Size zero design
Size zero design – Motorola was responsible for move towards size zero design with its original SLVR and RAZR feature phone designs and Apple has turned it into a must-have design feature across both smartphones and computers. It was only natural that up and coming young Turks like Huawei with their Ascend P1 smartphone should attempt to demonstrate their technical prowess and superiority with the current thinnest phone.
I also found it interesting that Fast Company wrote an article pointing out the design rabbit hole that size zero design is for device manufacturers and consumers. Pretty good, and only almost two years after this blog (^.^)
Austerity designs – a general observation from a couple of the people I knew had gone to CES 2012 was that manufacturers generally had a lower average ticket price on the items that they were displaying. In the past manufacturers would bring different ranges into different markets, for instance Sony would bring higher end hi-fi products into France and Germany that they wouldn’t bring into the UK. There was less aspirationly priced items than in previous years, probably as manufacturers look to deal with the current economic climate. CES products are not only about drumming sales for the coming year, but also setting the tone for a next few years ahead. This pricing strategy indicates that many of the manufacturers probably aren’t expecting a huge economic bounce back in the West.

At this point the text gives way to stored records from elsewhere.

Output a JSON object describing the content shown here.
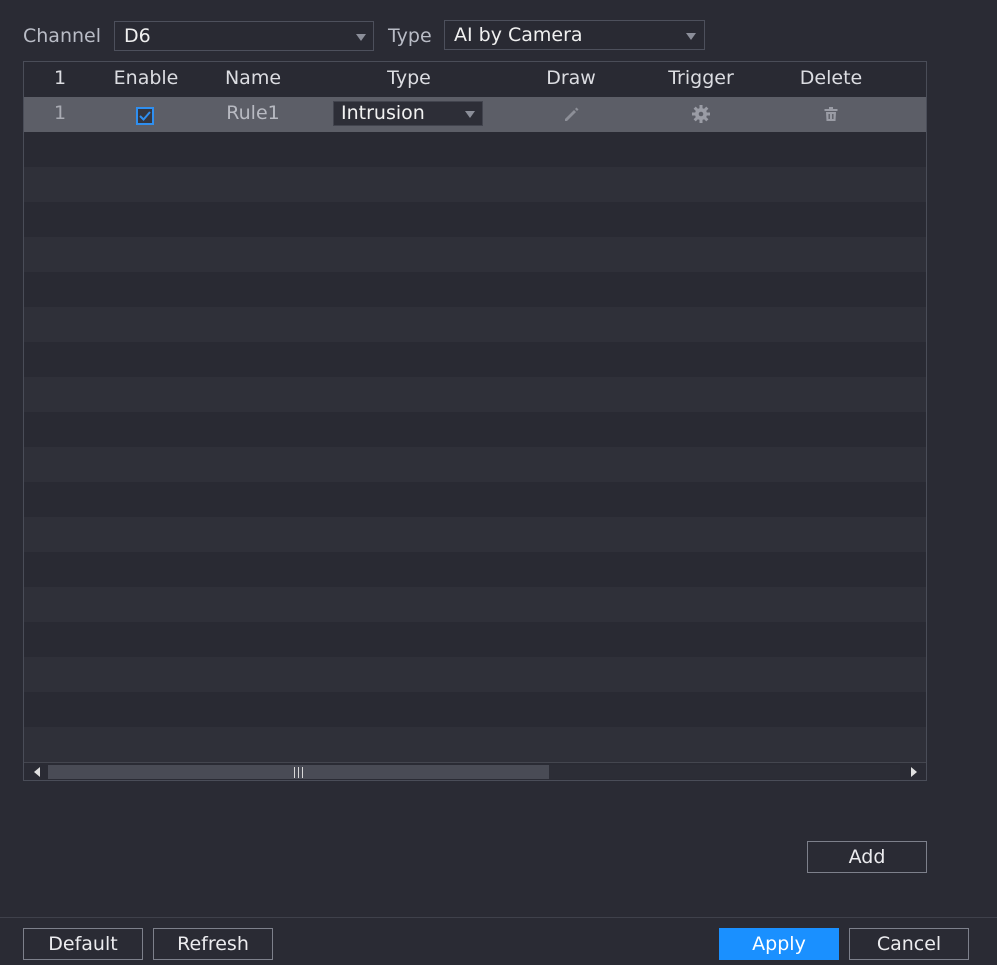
{
  "filter": {
    "channel_label": "Channel",
    "channel_value": "D6",
    "type_label": "Type",
    "type_value": "AI by Camera"
  },
  "table": {
    "headers": [
      "1",
      "Enable",
      "Name",
      "Type",
      "Draw",
      "Trigger",
      "Delete"
    ],
    "rows": [
      {
        "number": "1",
        "enabled": true,
        "name": "Rule1",
        "type": "Intrusion",
        "draw_icon": "pencil-icon",
        "trigger_icon": "gear-icon",
        "delete_icon": "trash-icon"
      }
    ]
  },
  "buttons": {
    "add": "Add",
    "default": "Default",
    "refresh": "Refresh",
    "apply": "Apply",
    "cancel": "Cancel"
  },
  "colors": {
    "background": "#2a2b34",
    "accent": "#1a90ff",
    "selected_row": "#5c5e67",
    "checkbox": "#2f8ff0"
  }
}
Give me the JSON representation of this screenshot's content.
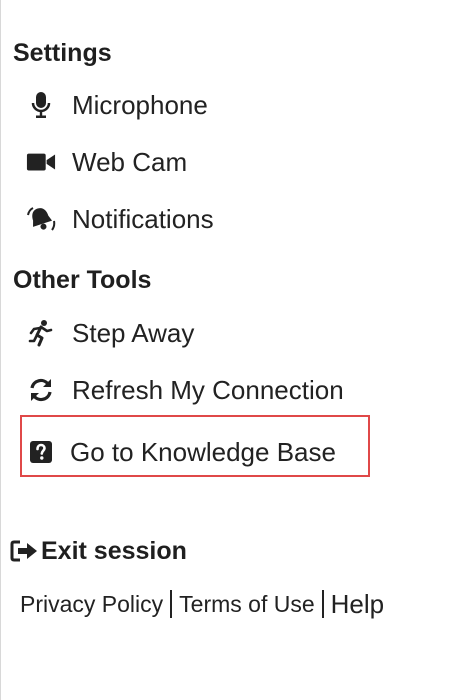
{
  "settings": {
    "heading": "Settings",
    "items": [
      {
        "label": "Microphone",
        "icon": "microphone-icon"
      },
      {
        "label": "Web Cam",
        "icon": "video-camera-icon"
      },
      {
        "label": "Notifications",
        "icon": "bell-icon"
      }
    ]
  },
  "other_tools": {
    "heading": "Other Tools",
    "items": [
      {
        "label": "Step Away",
        "icon": "running-person-icon"
      },
      {
        "label": "Refresh My Connection",
        "icon": "refresh-icon"
      },
      {
        "label": "Go to Knowledge Base",
        "icon": "question-square-icon",
        "highlighted": true
      }
    ]
  },
  "exit": {
    "label": "Exit session",
    "icon": "sign-out-icon"
  },
  "footer": {
    "links": [
      "Privacy Policy",
      "Terms of Use",
      "Help"
    ]
  },
  "colors": {
    "text": "#222222",
    "highlight_border": "#e04848"
  }
}
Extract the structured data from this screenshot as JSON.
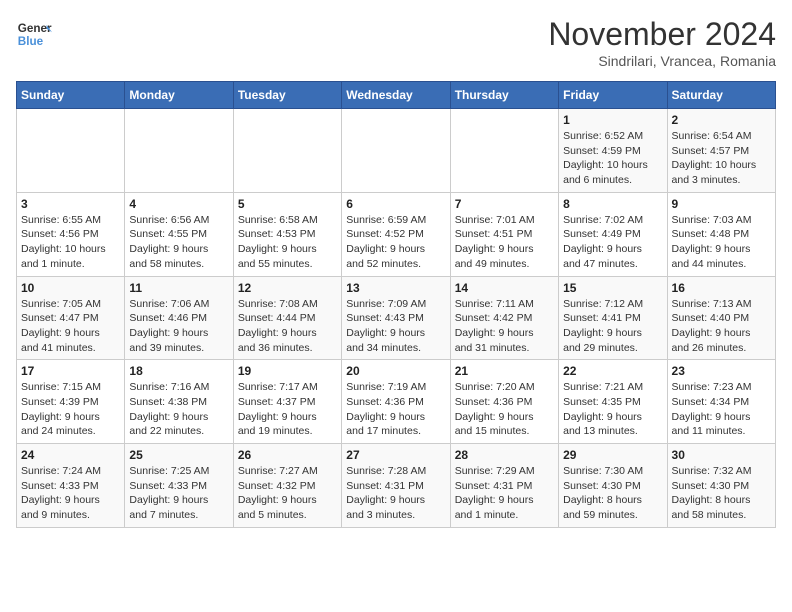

Smart everything – one of the things that struck me about CES 2012 is the way that technology was been shoehorned into every facet of life from the car, to the wall thermostat and the wall plug. The only thing is I am not convinced that the electronics will last as long as the useful life of the car or the electro-mechanical Honeywell wall thermostat that would have been used previously. This phenomenon has become its own meme: the internet of (shit) things. Secondly do you really want your home heating or your car dashboard to need rebooting every so often so that it keeps working? I have even heard of the volume disappearing on Sony TVs until they they were updated